Even for city officials, it can be difficult to obtain information on incidents or collisions. On June 28, cruise vehicles gathered at a busy intersection in San Francisco and blocked traffic for hours until humans removed them. Tumlin said he learned of that incident from 911 calls, the city’s emergency management department and media reports.
“Those vehicles blocked traffic on one of our most important arteries, and after a while we realized it was a systemic problem in much of the city,” Tumlin said. An alleged cruise whistleblower told regulators that such clusters happen with regularity.
In April, a city police officer pulled over a cruise vehicle for traveling at night without headlights. The vehicle pulled itself away from the officer before the traffic stop was completed.
Later that month, a cruise vehicle blocked the path of a San Francisco Fire Department truck en route to the fire, causing injuries and damage to property.
Tumlin worries that the incident is not an isolated incident, but a component of an ongoing problem.
“The fire department and emergency response will tell you that seconds are critical in getting trucks and ambulances in for emergencies, and we are seeing a steady decline in response times,” he said.
Because Tamlin can’t get data from companies operating in his jurisdiction, he can’t pin down an exact reason for those slow response times. This could be overall ride-hailing services, an influx of autonomous vehicles or an increase in delivery services. The result is the same.
“But we know it’s happening,” he said, “and we could see a dramatic increase in all kinds of pickup and drop-off activity in traffic lanes.”
In some respects, the arrival of AVs in cities is a reminder of how ride-hailing companies began operations more than a decade ago, often operating without regulatory approval. But it differs in other ways, including the absence of prominent entrepreneurs like Uber co-founder Travis Kalanick.
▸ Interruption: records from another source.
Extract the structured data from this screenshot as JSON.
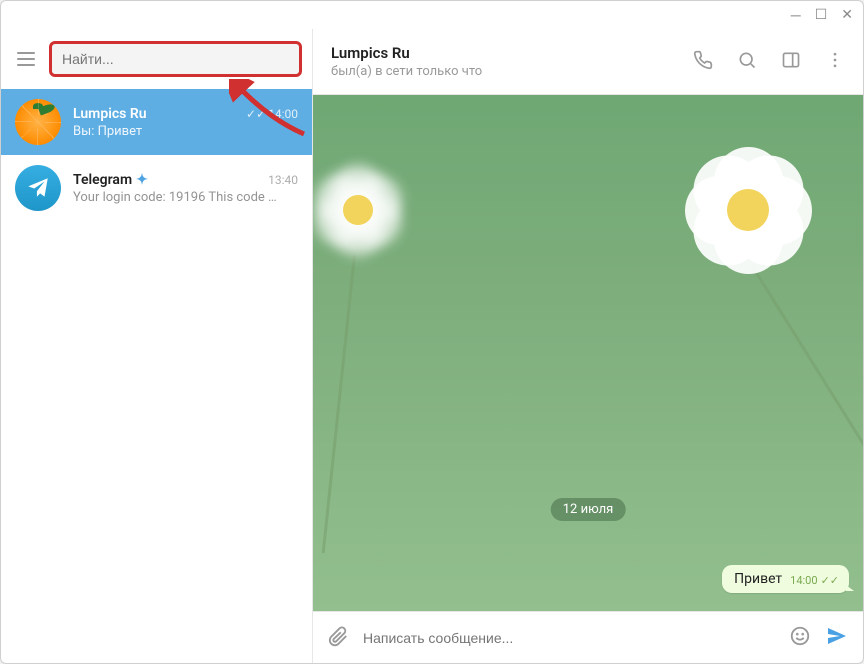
{
  "search": {
    "placeholder": "Найти..."
  },
  "header": {
    "title": "Lumpics Ru",
    "status": "был(а) в сети только что"
  },
  "chats": [
    {
      "name": "Lumpics Ru",
      "time": "14:00",
      "preview": "Вы: Привет",
      "active": true
    },
    {
      "name": "Telegram",
      "time": "13:40",
      "preview": "Your login code: 19196  This code …",
      "verified": true
    }
  ],
  "date_label": "12 июля",
  "message": {
    "text": "Привет",
    "time": "14:00"
  },
  "composer": {
    "placeholder": "Написать сообщение..."
  }
}
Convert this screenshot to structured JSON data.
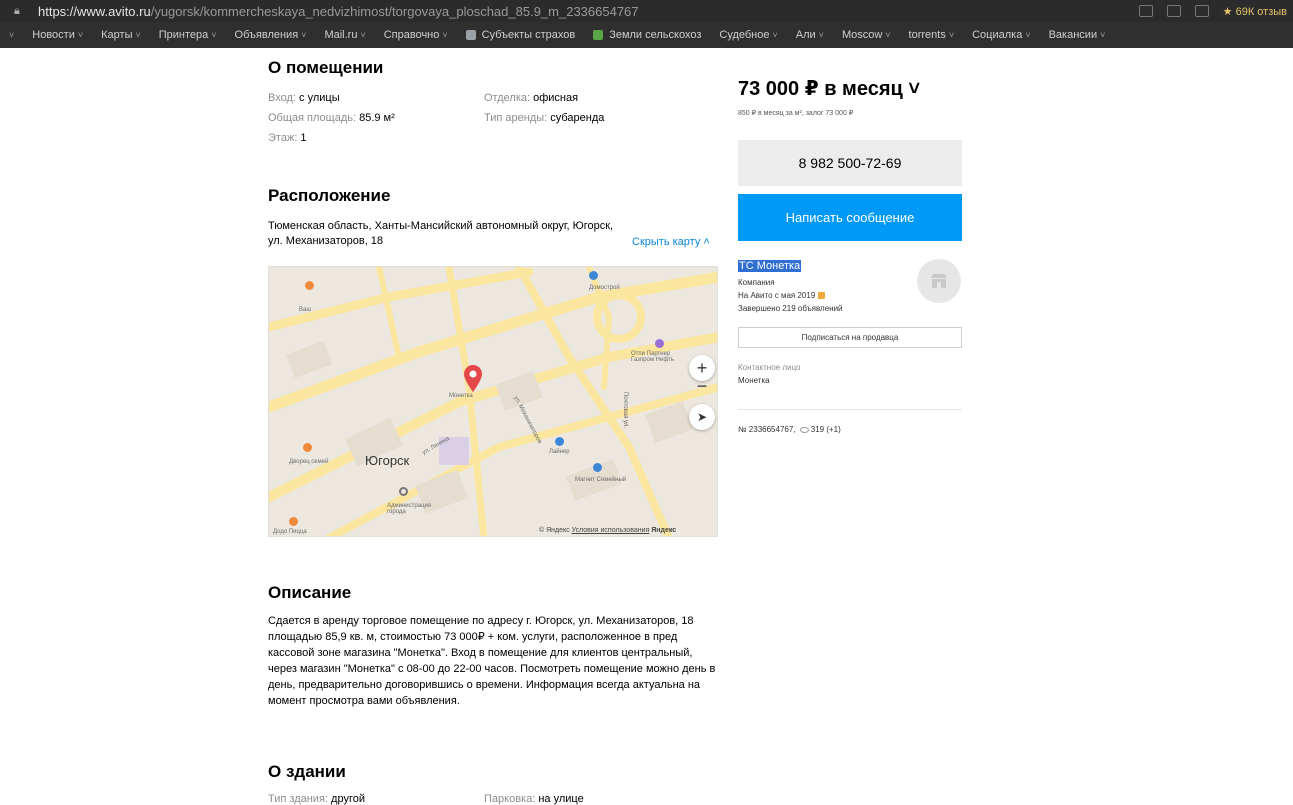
{
  "browser": {
    "url_host": "https://www.avito.ru",
    "url_path": "/yugorsk/kommercheskaya_nedvizhimost/torgovaya_ploschad_85.9_m_2336654767",
    "reviews": "★ 69К отзыв"
  },
  "bookmarks": [
    {
      "label": "Новости",
      "chevron": true
    },
    {
      "label": "Карты",
      "chevron": true
    },
    {
      "label": "Принтера",
      "chevron": true
    },
    {
      "label": "Объявления",
      "chevron": true
    },
    {
      "label": "Mail.ru",
      "chevron": true
    },
    {
      "label": "Справочно",
      "chevron": true
    },
    {
      "label": "Субъекты страхов",
      "chevron": false,
      "favicon": "#9aa1a8"
    },
    {
      "label": "Земли сельскохоз",
      "chevron": false,
      "favicon": "#5aa545"
    },
    {
      "label": "Судебное",
      "chevron": true
    },
    {
      "label": "Али",
      "chevron": true
    },
    {
      "label": "Moscow",
      "chevron": true
    },
    {
      "label": "torrents",
      "chevron": true
    },
    {
      "label": "Социалка",
      "chevron": true
    },
    {
      "label": "Вакансии",
      "chevron": true
    }
  ],
  "premises": {
    "title": "О помещении",
    "entrance_label": "Вход:",
    "entrance_value": "с улицы",
    "area_label": "Общая площадь:",
    "area_value": "85.9 м²",
    "floor_label": "Этаж:",
    "floor_value": "1",
    "finish_label": "Отделка:",
    "finish_value": "офисная",
    "lease_label": "Тип аренды:",
    "lease_value": "субаренда"
  },
  "location": {
    "title": "Расположение",
    "address_line1": "Тюменская область, Ханты-Мансийский автономный округ, Югорск,",
    "address_line2": "ул. Механизаторов, 18",
    "hide_map": "Скрыть карту ˄"
  },
  "map": {
    "city": "Югорск",
    "labels": {
      "vash": "Ваш",
      "domostroy": "Домострой",
      "ot_magnit": "Отпи Партнер Газпром Нефть",
      "monetka": "Монетка",
      "laiter": "Лайнер",
      "magnit": "Магнит Семейный",
      "dvorets": "Дворец семей",
      "admin": "Администрация города",
      "dodo": "Додо Пицца",
      "mechanics_street": "ул. Механизаторов",
      "pochtovaya": "Почтовая ул.",
      "lenina": "ул. Ленина"
    },
    "footer_prefix": "© Яндекс",
    "footer_terms": "Условия использования",
    "footer_brand": "Яндекс",
    "zoom_in": "+",
    "zoom_out": "−"
  },
  "description": {
    "title": "Описание",
    "text": "Сдается в аренду торговое помещение по адресу г. Югорск, ул. Механизаторов, 18 площадью 85,9 кв. м, стоимостью 73 000₽ + ком. услуги, расположенное в пред кассовой зоне магазина \"Монетка\". Вход в помещение для клиентов центральный, через магазин \"Монетка\" с 08-00 до 22-00 часов. Посмотреть помещение можно день в день, предварительно договорившись о времени. Информация всегда актуальна на момент просмотра вами объявления."
  },
  "building": {
    "title": "О здании",
    "type_label": "Тип здания:",
    "type_value": "другой",
    "parking_label": "Парковка:",
    "parking_value": "на улице"
  },
  "sidebar": {
    "price": "73 000 ₽ в месяц ˅",
    "price_sub": "850 ₽ в месяц за м², залог 73 000 ₽",
    "phone": "8 982 500-72-69",
    "message": "Написать сообщение",
    "seller_name": "ТС Монетка",
    "seller_type": "Компания",
    "seller_since": "На Авито с мая 2019",
    "seller_done": "Завершено 219 объявлений",
    "subscribe": "Подписаться на продавца",
    "contact_label": "Контактное лицо",
    "contact_value": "Монетка",
    "ad_number": "№ 2336654767,",
    "views": "319 (+1)"
  },
  "colors": {
    "accent_blue": "#0099f7",
    "link_blue": "#0a86d8",
    "map_pin": "#e5464a",
    "map_road": "#fbe9a8"
  }
}
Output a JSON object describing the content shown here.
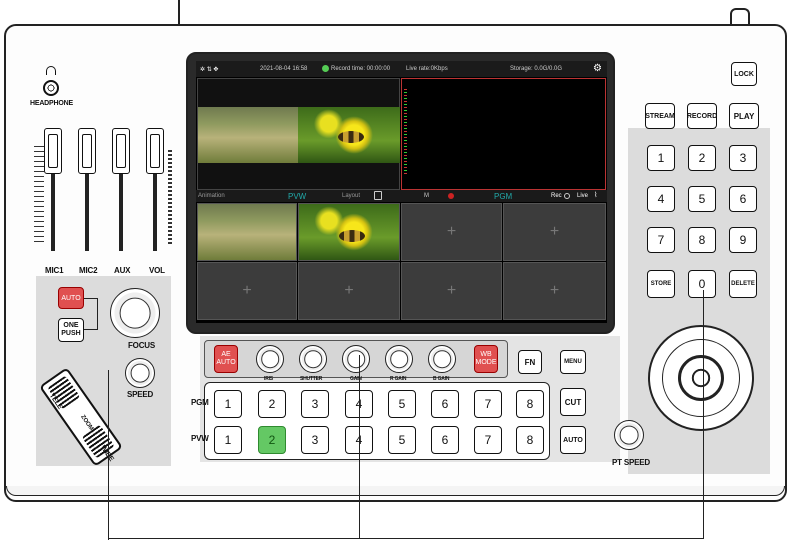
{
  "headphone": {
    "label": "HEADPHONE"
  },
  "audio": {
    "faders": [
      {
        "label": "MIC1"
      },
      {
        "label": "MIC2"
      },
      {
        "label": "AUX"
      },
      {
        "label": "VOL"
      }
    ]
  },
  "camera": {
    "auto_label": "AUTO",
    "one_push_label": "ONE PUSH",
    "focus_label": "FOCUS",
    "speed_label": "SPEED",
    "tele_label": "TELE",
    "zoom_label": "ZOOM",
    "wide_label": "WIDE"
  },
  "screen": {
    "status": {
      "datetime": "2021-08-04 16:58",
      "record_time": "Record time: 00:00:00",
      "live_rate": "Live rate:0Kbps",
      "storage": "Storage: 0.0G/0.0G"
    },
    "bar": {
      "animation": "Animation",
      "pvw": "PVW",
      "layout": "Layout",
      "m": "M",
      "pgm": "PGM",
      "rec": "Rec",
      "live": "Live"
    }
  },
  "controls": {
    "ae_auto": "AE AUTO",
    "wb_mode": "WB MODE",
    "knob_labels": [
      "IRIS",
      "SHUTTER",
      "GAIN",
      "R GAIN",
      "B GAIN"
    ],
    "fn": "FN",
    "menu": "MENU",
    "pgm_label": "PGM",
    "pvw_label": "PVW",
    "pgm_buttons": [
      "1",
      "2",
      "3",
      "4",
      "5",
      "6",
      "7",
      "8"
    ],
    "pvw_buttons": [
      "1",
      "2",
      "3",
      "4",
      "5",
      "6",
      "7",
      "8"
    ],
    "pvw_selected": 2,
    "cut": "CUT",
    "auto": "AUTO"
  },
  "top_right": {
    "lock": "LOCK",
    "stream": "STREAM",
    "record": "RECORD",
    "play": "PLAY"
  },
  "keypad": {
    "keys": [
      "1",
      "2",
      "3",
      "4",
      "5",
      "6",
      "7",
      "8",
      "9",
      "STORE",
      "0",
      "DELETE"
    ],
    "pt_speed": "PT SPEED"
  },
  "colors": {
    "selected_green": "#64c864",
    "red_button": "#e05050",
    "panel_gray": "#dcdcdc"
  }
}
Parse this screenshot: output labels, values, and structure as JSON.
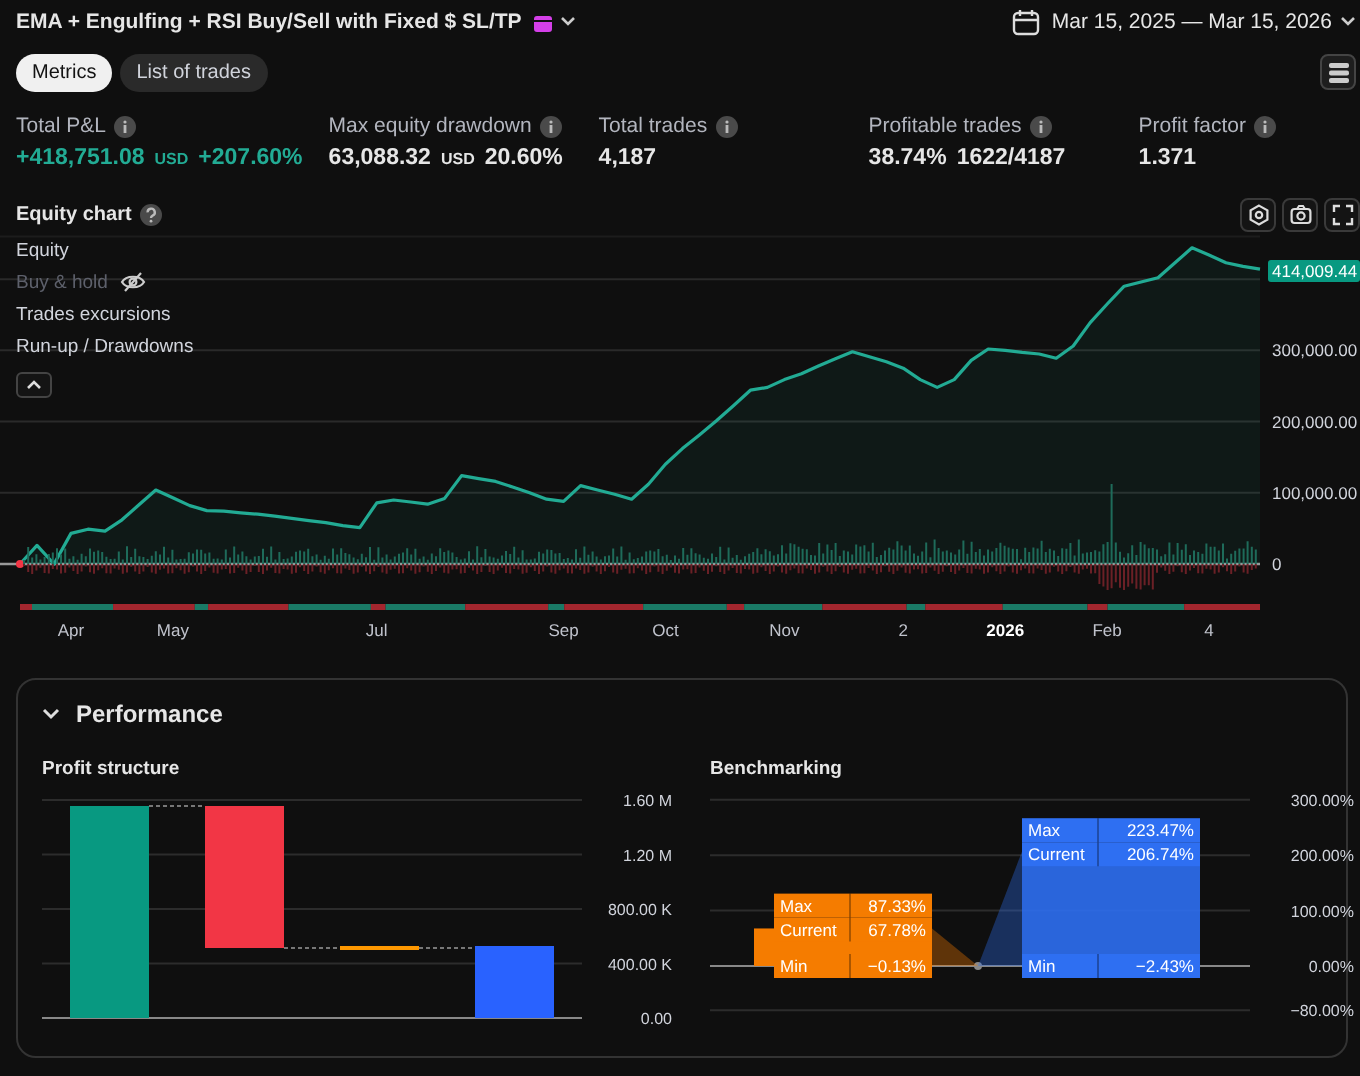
{
  "header": {
    "title": "EMA + Engulfing + RSI Buy/Sell with Fixed $ SL/TP",
    "date_range": "Mar 15, 2025 — Mar 15, 2026"
  },
  "tabs": [
    {
      "label": "Metrics",
      "selected": true
    },
    {
      "label": "List of trades",
      "selected": false
    }
  ],
  "metrics": [
    {
      "label": "Total P&L",
      "parts": [
        {
          "text": "+418,751.08",
          "kind": "value",
          "positive": true
        },
        {
          "text": "USD",
          "kind": "unit",
          "positive": true
        },
        {
          "text": "+207.60%",
          "kind": "value",
          "positive": true
        }
      ]
    },
    {
      "label": "Max equity drawdown",
      "parts": [
        {
          "text": "63,088.32",
          "kind": "value",
          "positive": false
        },
        {
          "text": "USD",
          "kind": "unit",
          "positive": false
        },
        {
          "text": "20.60%",
          "kind": "value",
          "positive": false
        }
      ]
    },
    {
      "label": "Total trades",
      "parts": [
        {
          "text": "4,187",
          "kind": "value",
          "positive": false
        }
      ]
    },
    {
      "label": "Profitable trades",
      "parts": [
        {
          "text": "38.74%",
          "kind": "value",
          "positive": false
        },
        {
          "text": "1622/4187",
          "kind": "value",
          "positive": false
        }
      ]
    },
    {
      "label": "Profit factor",
      "parts": [
        {
          "text": "1.371",
          "kind": "value",
          "positive": false
        }
      ]
    }
  ],
  "equity": {
    "title": "Equity chart",
    "legend": [
      {
        "label": "Equity",
        "visible": true
      },
      {
        "label": "Buy & hold",
        "visible": false
      },
      {
        "label": "Trades excursions",
        "visible": true
      },
      {
        "label": "Run-up / Drawdowns",
        "visible": true
      }
    ],
    "last_value": "414,009.44",
    "chart_data": {
      "type": "line",
      "grid": true,
      "ylim": [
        0,
        460000
      ],
      "categories": [
        null,
        null,
        null,
        "Apr",
        null,
        null,
        null,
        null,
        null,
        "May",
        null,
        null,
        null,
        null,
        null,
        null,
        null,
        null,
        null,
        null,
        null,
        "Jul",
        null,
        null,
        null,
        null,
        null,
        null,
        null,
        null,
        null,
        null,
        "Sep",
        null,
        null,
        null,
        null,
        null,
        "Oct",
        null,
        null,
        null,
        null,
        null,
        null,
        "Nov",
        null,
        null,
        null,
        null,
        null,
        null,
        "2",
        null,
        null,
        null,
        null,
        null,
        "2026",
        null,
        null,
        null,
        null,
        null,
        "Feb",
        null,
        null,
        null,
        null,
        null,
        "4",
        null,
        null,
        null
      ],
      "series": [
        {
          "color": "#22ab94",
          "values": [
            0,
            26000,
            0,
            43000,
            49000,
            46000,
            62000,
            83000,
            104000,
            93000,
            82000,
            75000,
            74000,
            72000,
            70000,
            67000,
            64000,
            61000,
            58000,
            54000,
            51000,
            86000,
            90000,
            87000,
            84000,
            92000,
            124000,
            120000,
            116000,
            108000,
            100000,
            91000,
            88000,
            110000,
            104000,
            98000,
            91000,
            112000,
            140000,
            162000,
            181000,
            201000,
            222000,
            244000,
            248000,
            259000,
            267000,
            278000,
            288000,
            298000,
            291000,
            284000,
            275000,
            259000,
            248000,
            259000,
            286000,
            302000,
            300000,
            297000,
            295000,
            289000,
            306000,
            339000,
            365000,
            390000,
            396000,
            402000,
            423000,
            444000,
            434000,
            423000,
            418000,
            414000
          ]
        }
      ],
      "yticks": [
        {
          "value": 0,
          "label": "0"
        },
        {
          "value": 100000,
          "label": "100,000.00"
        },
        {
          "value": 200000,
          "label": "200,000.00"
        },
        {
          "value": 300000,
          "label": "300,000.00"
        }
      ]
    }
  },
  "performance": {
    "title": "Performance",
    "expanded": true,
    "profit_structure": {
      "title": "Profit structure",
      "yticks": [
        "1.60 M",
        "1.20 M",
        "800.00 K",
        "400.00 K",
        "0.00"
      ],
      "bars": [
        {
          "color": "#089981"
        },
        {
          "color": "#f23645"
        },
        {
          "color": "#ff9800"
        },
        {
          "color": "#2962ff"
        }
      ]
    },
    "benchmarking": {
      "title": "Benchmarking",
      "yticks": [
        "300.00%",
        "200.00%",
        "100.00%",
        "0.00%",
        "−80.00%"
      ],
      "series": [
        {
          "color": "#f57c00",
          "max": "87.33%",
          "current": "67.78%",
          "min": "−0.13%",
          "labels": [
            "Max",
            "Current",
            "Min"
          ]
        },
        {
          "color": "#2e6ff2",
          "max": "223.47%",
          "current": "206.74%",
          "min": "−2.43%",
          "labels": [
            "Max",
            "Current",
            "Min"
          ]
        }
      ]
    }
  }
}
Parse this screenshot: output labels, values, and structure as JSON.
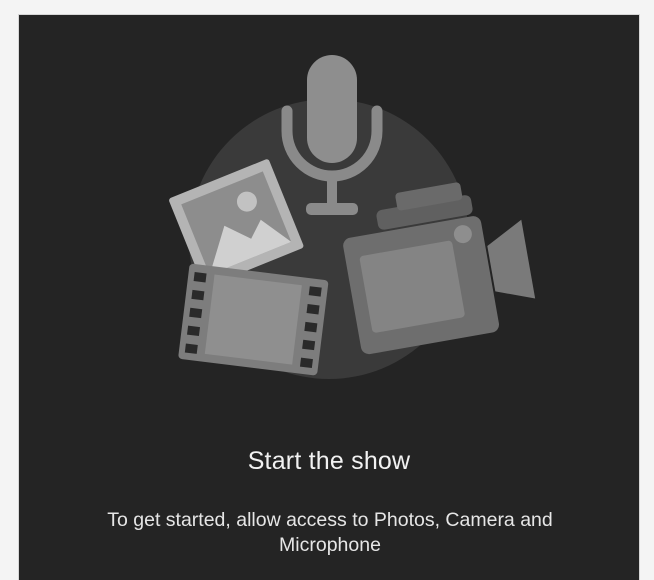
{
  "onboarding": {
    "title": "Start the show",
    "description": "To get started, allow access to Photos, Camera and Microphone"
  },
  "illustration": {
    "icons": [
      "microphone-icon",
      "photo-icon",
      "film-strip-icon",
      "video-camera-icon"
    ],
    "colors": {
      "background": "#242424",
      "circle": "#3a3a3a",
      "microphone": "#8c8c8c",
      "photo_frame": "#a8a8a8",
      "film": "#7a7a7a",
      "camera": "#6f6f6f"
    }
  }
}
“There is no Travis Kalanick in the autonomous-vehicle industry, and we are grateful for that,” Tumlin said. “We recognize that AV companies are trying to act in good faith, and we look forward to building a strong trust relationship so that we can be partners, and help the city advance technology and keep markets flourishing.” can.”